Entries taken from a collection
----------------------------------------
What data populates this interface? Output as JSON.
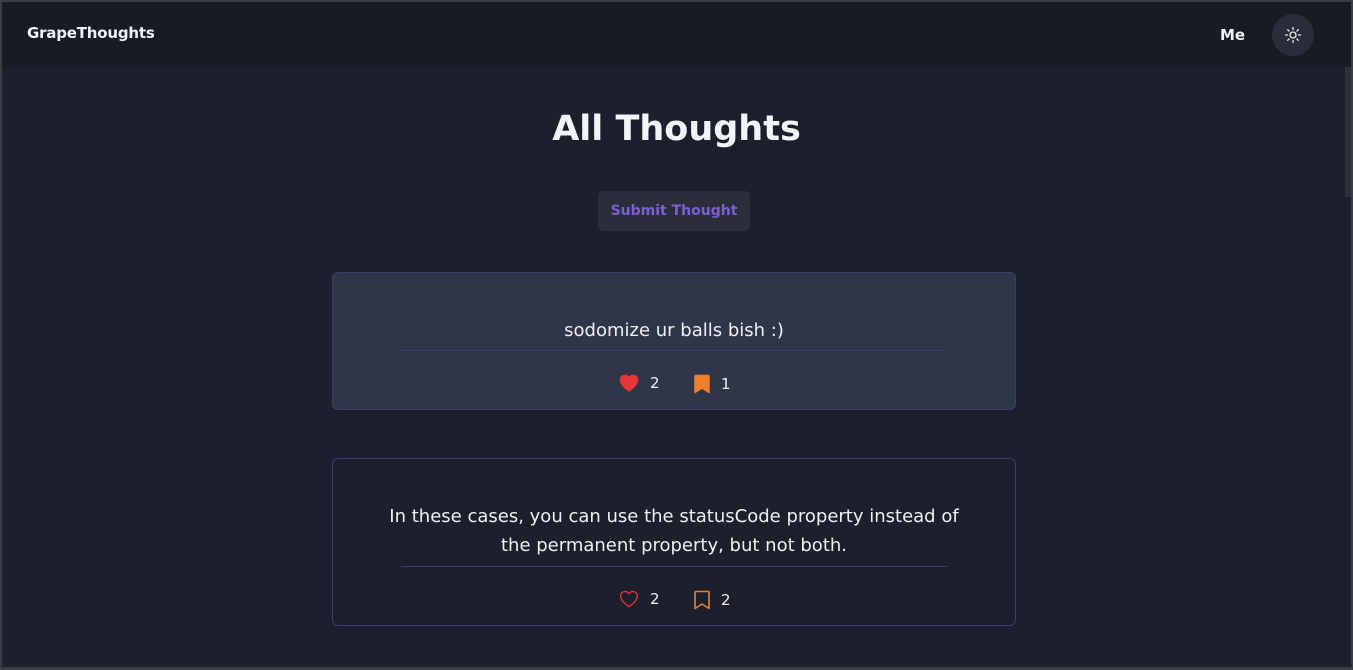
{
  "navbar": {
    "brand": "GrapeThoughts",
    "me_label": "Me",
    "theme_icon": "sun-icon"
  },
  "page": {
    "title": "All Thoughts",
    "submit_label": "Submit Thought"
  },
  "thoughts": [
    {
      "text": "sodomize ur balls bish :)",
      "likes": "2",
      "bookmarks": "1",
      "liked": true,
      "bookmarked": true
    },
    {
      "text": "In these cases, you can use the statusCode property instead of the permanent property, but not both.",
      "likes": "2",
      "bookmarks": "2",
      "liked": false,
      "bookmarked": false
    }
  ],
  "colors": {
    "heart": "#e5363b",
    "bookmark": "#ee7f2c",
    "accent": "#7c5fd0"
  }
}
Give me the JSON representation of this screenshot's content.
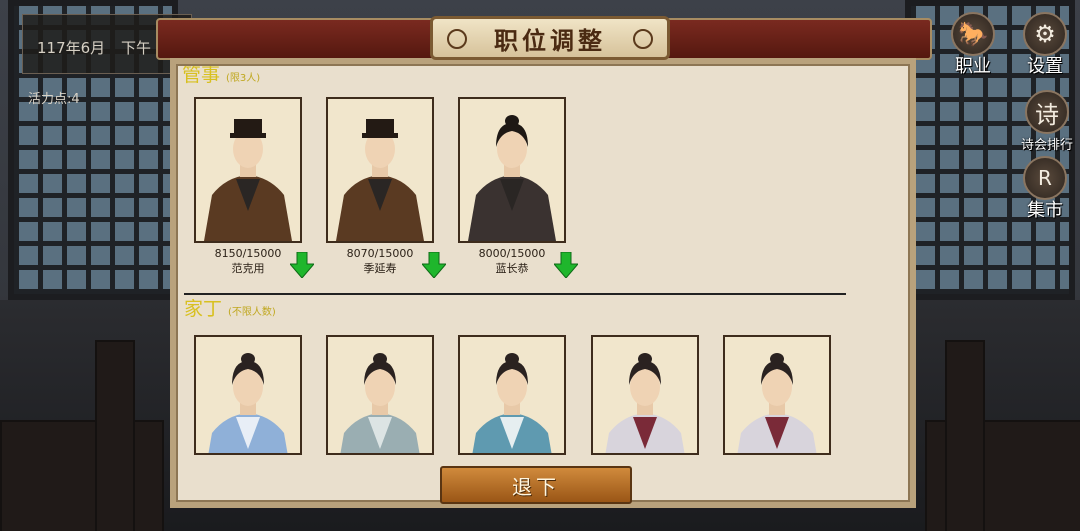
{
  "hud": {
    "date": "117年6月",
    "time_of_day": "下午",
    "vitality": "活力点:4"
  },
  "side_buttons": [
    {
      "label": "职业",
      "icon": "profession-icon",
      "glyph": "🐎"
    },
    {
      "label": "设置",
      "icon": "gear-icon",
      "glyph": "⚙"
    },
    {
      "label": "诗会排行",
      "icon": "poetry-icon",
      "glyph": "诗"
    },
    {
      "label": "集市",
      "icon": "market-icon",
      "glyph": "R"
    }
  ],
  "panel": {
    "title": "职位调整",
    "steward_section": {
      "title": "管事",
      "limit": "(限3人)"
    },
    "servant_section": {
      "title": "家丁",
      "limit": "(不限人数)"
    },
    "withdraw_label": "退下"
  },
  "stewards": [
    {
      "name": "范克用",
      "exp": "8150/15000",
      "robe": "#5a3a22",
      "hat": true
    },
    {
      "name": "季延寿",
      "exp": "8070/15000",
      "robe": "#5a3a22",
      "hat": true
    },
    {
      "name": "蓝长恭",
      "exp": "8000/15000",
      "robe": "#3a3230",
      "hat": false
    }
  ],
  "servants": [
    {
      "robe": "#8fb0d8",
      "inner": "#e8eef6"
    },
    {
      "robe": "#9aaeb2",
      "inner": "#dce4e4"
    },
    {
      "robe": "#5f9ab0",
      "inner": "#e6eef0"
    },
    {
      "robe": "#d8d4dc",
      "inner": "#7a2a38"
    },
    {
      "robe": "#d8d4dc",
      "inner": "#7a2a38"
    }
  ],
  "colors": {
    "accent_gold": "#d8c020",
    "arrow_green": "#1fb62c",
    "banner_red": "#6e2418"
  }
}
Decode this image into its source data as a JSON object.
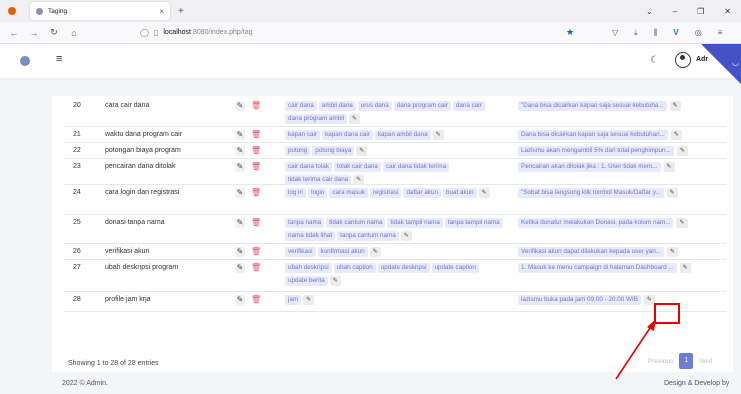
{
  "browser": {
    "tab_title": "Taging",
    "url_host": "localhost",
    "url_path": ":8080/index.php/tag"
  },
  "app": {
    "admin_label": "Adr",
    "footer_left": "2022 © Admin.",
    "footer_right": "Design & Develop by"
  },
  "table": {
    "rows": [
      {
        "no": "20",
        "question": "cara cair dana",
        "keywords": [
          "cair dana",
          "ambil dana",
          "urus dana",
          "dana program cair",
          "dana cair",
          "dana program ambil"
        ],
        "answer": "\"Dana bisa dicairkan kapan saja sesuai kebutuha..."
      },
      {
        "no": "21",
        "question": "waktu dana program cair",
        "keywords": [
          "kapan cair",
          "kapan dana cair",
          "kapan ambil dana"
        ],
        "answer": "Dana bisa dicairkan kapan saja sesuai kebutuhan..."
      },
      {
        "no": "22",
        "question": "potongan biaya program",
        "keywords": [
          "potong",
          "potong biaya"
        ],
        "answer": "Lazismu akan mengambil 5% dari total penghimpun..."
      },
      {
        "no": "23",
        "question": "pencairan dana ditolak",
        "keywords": [
          "cair dana tolak",
          "tolak cair dana",
          "cair dana tidak terima",
          "tidak terima cair dana"
        ],
        "answer": "Pencairan akan ditolak jika : 1. User tidak mem..."
      },
      {
        "no": "24",
        "question": "cara login dan registrasi",
        "keywords": [
          "log in",
          "login",
          "cara masuk",
          "registrasi",
          "daftar akun",
          "buat akun"
        ],
        "answer": "\"Sobat bisa langsung klik tombol Masuk/Daftar y..."
      },
      {
        "no": "25",
        "question": "donasi tanpa nama",
        "keywords": [
          "tanpa nama",
          "tidak cantum nama",
          "tidak tampil nama",
          "tanpa tampil nama",
          "nama tidak lihat",
          "tanpa cantum nama"
        ],
        "answer": "Ketika donatur melakukan Donasi, pada kolom nam..."
      },
      {
        "no": "26",
        "question": "verifikasi akun",
        "keywords": [
          "verifikasi",
          "konfirmasi akun"
        ],
        "answer": "Verifikasi akun dapat dilakukan kepada user yan..."
      },
      {
        "no": "27",
        "question": "ubah deskripsi program",
        "keywords": [
          "ubah deskripsi",
          "ubah caption",
          "update deskripsi",
          "update caption",
          "update berita"
        ],
        "answer": "1. Masuk ke menu campaign di halaman Dashboard ..."
      },
      {
        "no": "28",
        "question": "profile jam krja",
        "keywords": [
          "jam"
        ],
        "answer": "lazismu buka pada jam 09.00 - 20.00 WIB"
      }
    ],
    "showing_text": "Showing 1 to 28 of 28 entries",
    "pagination": {
      "previous": "Previous",
      "current": "1",
      "next": "Next"
    }
  }
}
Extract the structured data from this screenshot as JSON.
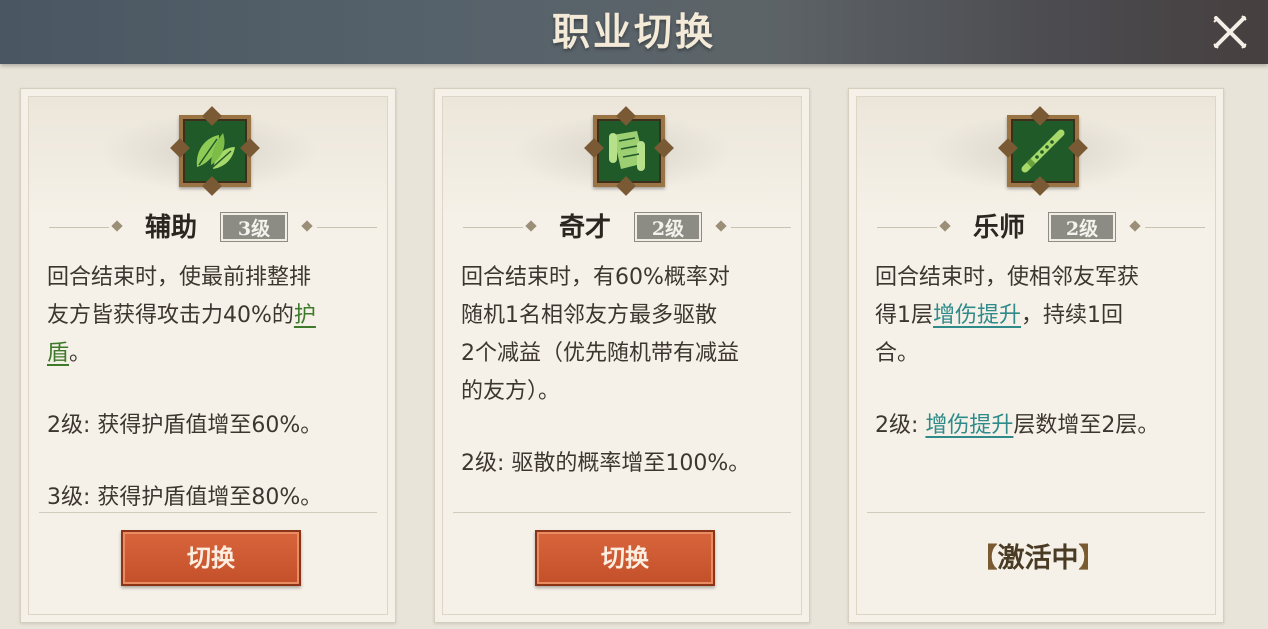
{
  "header": {
    "title": "职业切换"
  },
  "cards": [
    {
      "name": "辅助",
      "level": "3级",
      "desc_lines": [
        "回合结束时，使最前排整排",
        "友方皆获得攻击力40%的"
      ],
      "keyword_a": "护",
      "keyword_b": "盾",
      "desc_tail": "。",
      "upgrade_1": "2级: 获得护盾值增至60%。",
      "upgrade_2": "3级: 获得护盾值增至80%。",
      "button": "切换",
      "icon": "leaf-icon"
    },
    {
      "name": "奇才",
      "level": "2级",
      "desc_lines": [
        "回合结束时，有60%概率对",
        "随机1名相邻友方最多驱散",
        "2个减益（优先随机带有减益",
        "的友方）。"
      ],
      "upgrade_1": "2级: 驱散的概率增至100%。",
      "button": "切换",
      "icon": "scroll-icon"
    },
    {
      "name": "乐师",
      "level": "2级",
      "desc_line_1": "回合结束时，使相邻友军获",
      "desc_prefix_2": "得1层",
      "keyword": "增伤提升",
      "desc_suffix_2": "，持续1回",
      "desc_line_3": "合。",
      "upgrade_prefix": "2级: ",
      "upgrade_keyword": "增伤提升",
      "upgrade_suffix": "层数增至2层。",
      "status": "激活中",
      "icon": "flute-icon"
    }
  ],
  "colors": {
    "accent_button": "#c4502a",
    "keyword_green": "#3e7a2c",
    "keyword_teal": "#2f8a8a",
    "emblem_green": "#1f5a28"
  }
}
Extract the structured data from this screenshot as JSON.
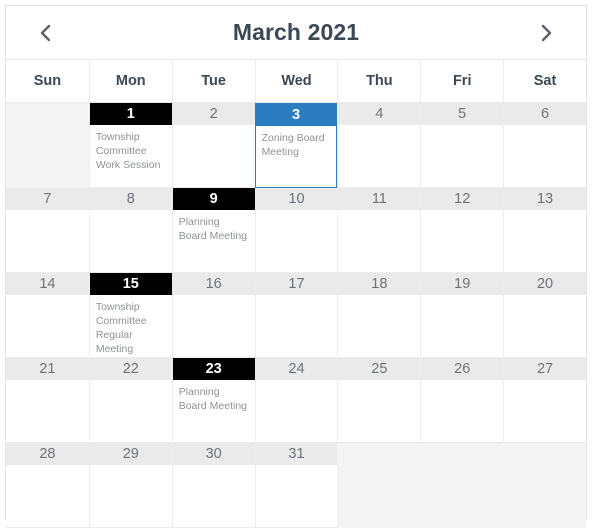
{
  "header": {
    "title": "March 2021",
    "prev_label": "‹",
    "next_label": "›",
    "prev_icon": "chevron-left-icon",
    "next_icon": "chevron-right-icon"
  },
  "weekdays": [
    "Sun",
    "Mon",
    "Tue",
    "Wed",
    "Thu",
    "Fri",
    "Sat"
  ],
  "colors": {
    "event_day_bg": "#000000",
    "selected_day_bg": "#2b7cc0",
    "normal_day_bg": "#eaeaea",
    "empty_cell_bg": "#f4f4f4",
    "title_text": "#3c4854",
    "event_text": "#8e9196",
    "grid_line": "#ececec"
  },
  "weeks": [
    [
      {
        "day": "",
        "state": "empty",
        "events": []
      },
      {
        "day": "1",
        "state": "event",
        "events": [
          "Township Committee Work Session"
        ]
      },
      {
        "day": "2",
        "state": "normal",
        "events": []
      },
      {
        "day": "3",
        "state": "selected",
        "events": [
          "Zoning Board Meeting"
        ]
      },
      {
        "day": "4",
        "state": "normal",
        "events": []
      },
      {
        "day": "5",
        "state": "normal",
        "events": []
      },
      {
        "day": "6",
        "state": "normal",
        "events": []
      }
    ],
    [
      {
        "day": "7",
        "state": "normal",
        "events": []
      },
      {
        "day": "8",
        "state": "normal",
        "events": []
      },
      {
        "day": "9",
        "state": "event",
        "events": [
          "Planning Board Meeting"
        ]
      },
      {
        "day": "10",
        "state": "normal",
        "events": []
      },
      {
        "day": "11",
        "state": "normal",
        "events": []
      },
      {
        "day": "12",
        "state": "normal",
        "events": []
      },
      {
        "day": "13",
        "state": "normal",
        "events": []
      }
    ],
    [
      {
        "day": "14",
        "state": "normal",
        "events": []
      },
      {
        "day": "15",
        "state": "event",
        "events": [
          "Township Committee Regular Meeting"
        ]
      },
      {
        "day": "16",
        "state": "normal",
        "events": []
      },
      {
        "day": "17",
        "state": "normal",
        "events": []
      },
      {
        "day": "18",
        "state": "normal",
        "events": []
      },
      {
        "day": "19",
        "state": "normal",
        "events": []
      },
      {
        "day": "20",
        "state": "normal",
        "events": []
      }
    ],
    [
      {
        "day": "21",
        "state": "normal",
        "events": []
      },
      {
        "day": "22",
        "state": "normal",
        "events": []
      },
      {
        "day": "23",
        "state": "event",
        "events": [
          "Planning Board Meeting"
        ]
      },
      {
        "day": "24",
        "state": "normal",
        "events": []
      },
      {
        "day": "25",
        "state": "normal",
        "events": []
      },
      {
        "day": "26",
        "state": "normal",
        "events": []
      },
      {
        "day": "27",
        "state": "normal",
        "events": []
      }
    ],
    [
      {
        "day": "28",
        "state": "normal",
        "events": []
      },
      {
        "day": "29",
        "state": "normal",
        "events": []
      },
      {
        "day": "30",
        "state": "normal",
        "events": []
      },
      {
        "day": "31",
        "state": "normal",
        "events": []
      },
      {
        "day": "",
        "state": "empty",
        "events": []
      },
      {
        "day": "",
        "state": "empty",
        "events": []
      },
      {
        "day": "",
        "state": "empty",
        "events": []
      }
    ]
  ]
}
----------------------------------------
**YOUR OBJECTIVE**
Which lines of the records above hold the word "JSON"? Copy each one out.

**RESPONSE BELOW**
What data populates this interface? Output as JSON.
Give me the JSON representation of this screenshot's content.
Decode this image into its source data as a JSON object.
Extract the structured data from this screenshot as JSON.
Extract the structured data from this screenshot as JSON.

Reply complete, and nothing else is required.